_{1}^{(}^{n}^{)};:::;_{k}^{(}^{n}^{)}^{}^{!}(1;:::;k)^{2}

### C

^{k}

as n ^{2} ^{N} goes to innity. The vectors e^{(}_{j}^{n}^{)} and f_{j}^{(}^{n}^{)} all belong to the unit sphere
of l^{p} and l^{q}, respectively. Hence, by the Banach-Alaoglu theorem (see, e.g., [18,
Theorem IV.21]), ^{f}e^{(}_{j}^{n}^{)}^{g}n^{2N} and ^{f}f_{j}^{(}^{n}^{)}^{g}n^{2N} have subsequences converging in the
weak ^{}-topology. Again we may without loss of generality assume that

e^{(}_{j}^{n}^{)}^{!}ej ^{2}l^{p}; f_{j}^{(}^{n}^{)}^{!}fj ^{2}l^{q}

Approximation Numbers of Toeplitz Matrices 13

in the weak^{}-topology as n^{2}^{N} goes to innity.

From (25) we now obtain that if x ^{2} l^{p} and y ^{2} l^{q} have nite support and

kx^{k}p= 1; ^{k}y^{k}q = 1, then

T(a)x;y)^{} ^{X}^{k}

j=1j(x;fj)(ej;y)^{}^{}^{}^{}c:

This implies that

kT(a) F^{k}p^{}c (26)

where F is the nite-rank operator given by
Fx :=^{X}^{k}

j=1j(x;fj)ej (x^{2}l^{p}): (27)
Let ^{k}T(a)^{k}^{(ess)} denote the essential norm of T(a) on l^{p}, i.e. the distance of T(a) to
the compact operators on l^{p}. By (26) and (27),

kT(a)^{k}^{(ess)}_{p} ^{}^{k}T(a) F^{k}p^{}c <^{k}T(a)^{k}p:

However, one always has ^{k}T(a)^{k}^{(ess)}p = ^{k}T(a)^{k}p (see, e.g., [5, Proposition 4.4(d)]).

This contradiction completes the proof.

5. Proof of Theorem 1.2.

We will employ the following two results.

Theorem 5.1. LetAbe a bounded linear operator on l^{p}.
(a)The operator Ais normally solvable on l^{p} if and only if

kA:=_{x} sup

2l^{p};^{k}x^{k}p=1dist(x;KerA) <^{1}:

(b) If M is a closed subspace ofl^{p} and dim(l^{p}=M) <^{1}, then the normal solv-
ability ofA^{j}M : M^{!}l^{p} is equivalent to the normal solvability of A : l^{p}^{!}l^{p}.
A proof is in [8, pp. 159{160].

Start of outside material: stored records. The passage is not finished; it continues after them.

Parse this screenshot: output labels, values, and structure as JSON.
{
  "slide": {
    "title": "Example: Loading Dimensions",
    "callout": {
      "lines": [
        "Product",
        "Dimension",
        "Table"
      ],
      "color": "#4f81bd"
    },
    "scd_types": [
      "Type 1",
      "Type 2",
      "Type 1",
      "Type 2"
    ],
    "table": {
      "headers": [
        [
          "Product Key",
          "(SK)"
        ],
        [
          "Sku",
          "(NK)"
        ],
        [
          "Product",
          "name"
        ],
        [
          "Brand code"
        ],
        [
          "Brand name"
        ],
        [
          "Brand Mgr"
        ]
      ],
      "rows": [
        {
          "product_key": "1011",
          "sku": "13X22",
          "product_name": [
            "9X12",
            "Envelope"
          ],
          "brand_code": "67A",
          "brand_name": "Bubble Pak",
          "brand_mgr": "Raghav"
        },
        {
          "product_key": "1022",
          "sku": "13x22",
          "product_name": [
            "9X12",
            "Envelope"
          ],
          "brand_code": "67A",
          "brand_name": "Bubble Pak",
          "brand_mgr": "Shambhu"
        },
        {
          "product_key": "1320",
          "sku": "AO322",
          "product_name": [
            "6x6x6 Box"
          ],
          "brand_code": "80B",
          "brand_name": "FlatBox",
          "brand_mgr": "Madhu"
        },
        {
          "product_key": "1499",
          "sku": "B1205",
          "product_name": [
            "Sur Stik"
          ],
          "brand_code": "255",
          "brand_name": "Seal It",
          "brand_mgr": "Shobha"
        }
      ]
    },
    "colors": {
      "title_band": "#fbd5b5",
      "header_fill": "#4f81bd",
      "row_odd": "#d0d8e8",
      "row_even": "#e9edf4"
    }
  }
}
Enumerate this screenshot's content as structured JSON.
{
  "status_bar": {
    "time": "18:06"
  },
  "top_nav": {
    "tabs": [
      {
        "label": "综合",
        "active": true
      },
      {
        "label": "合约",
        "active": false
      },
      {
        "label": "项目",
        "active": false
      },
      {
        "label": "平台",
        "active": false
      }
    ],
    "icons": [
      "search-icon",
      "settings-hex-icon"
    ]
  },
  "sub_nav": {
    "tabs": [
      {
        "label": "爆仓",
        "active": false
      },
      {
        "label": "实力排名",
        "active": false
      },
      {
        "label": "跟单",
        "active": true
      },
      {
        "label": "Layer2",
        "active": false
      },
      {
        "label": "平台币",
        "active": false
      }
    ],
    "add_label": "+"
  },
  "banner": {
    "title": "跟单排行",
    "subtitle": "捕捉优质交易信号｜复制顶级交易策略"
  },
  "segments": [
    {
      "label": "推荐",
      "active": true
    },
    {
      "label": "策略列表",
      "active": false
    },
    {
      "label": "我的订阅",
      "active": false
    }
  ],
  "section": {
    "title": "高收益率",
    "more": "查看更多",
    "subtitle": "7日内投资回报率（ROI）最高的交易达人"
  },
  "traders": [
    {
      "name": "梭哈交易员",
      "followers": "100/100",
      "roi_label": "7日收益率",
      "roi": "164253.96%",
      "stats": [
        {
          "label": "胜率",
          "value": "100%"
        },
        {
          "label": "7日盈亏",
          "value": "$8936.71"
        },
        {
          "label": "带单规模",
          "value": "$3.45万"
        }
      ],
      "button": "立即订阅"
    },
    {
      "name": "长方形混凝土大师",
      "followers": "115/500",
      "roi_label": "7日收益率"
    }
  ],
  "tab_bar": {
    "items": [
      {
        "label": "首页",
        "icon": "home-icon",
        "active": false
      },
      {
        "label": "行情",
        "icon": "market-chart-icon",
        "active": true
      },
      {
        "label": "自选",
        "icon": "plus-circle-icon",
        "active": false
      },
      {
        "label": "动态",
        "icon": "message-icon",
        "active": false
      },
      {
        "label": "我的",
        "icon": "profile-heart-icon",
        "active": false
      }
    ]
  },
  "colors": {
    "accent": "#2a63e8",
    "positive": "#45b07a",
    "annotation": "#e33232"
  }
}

Theorem 5.2. IfM is ak-dimensional subspace of

### C

_{np}, then there exists a projection :

### C

_{np}

^{!}

### C

_{np}such thatIm = M and

^{k}

^{k}p

^{}k.

This is a special case of [16, Lemma B.4.9].

Theorem 1.2 is trivial in case a vanishes identically. So suppose a^{2}Mp^{n}^{f}0^{g}and
T(a) is not normally solvable on l^{p}. Then the adjoint operator T(a) is not normally
solvable on l^{q}. By Theorem 3.1(a), KerT(a) =^{f}0^{g}on l^{p} or Ker T(a) = ^{f}0^{g}on l^{q}.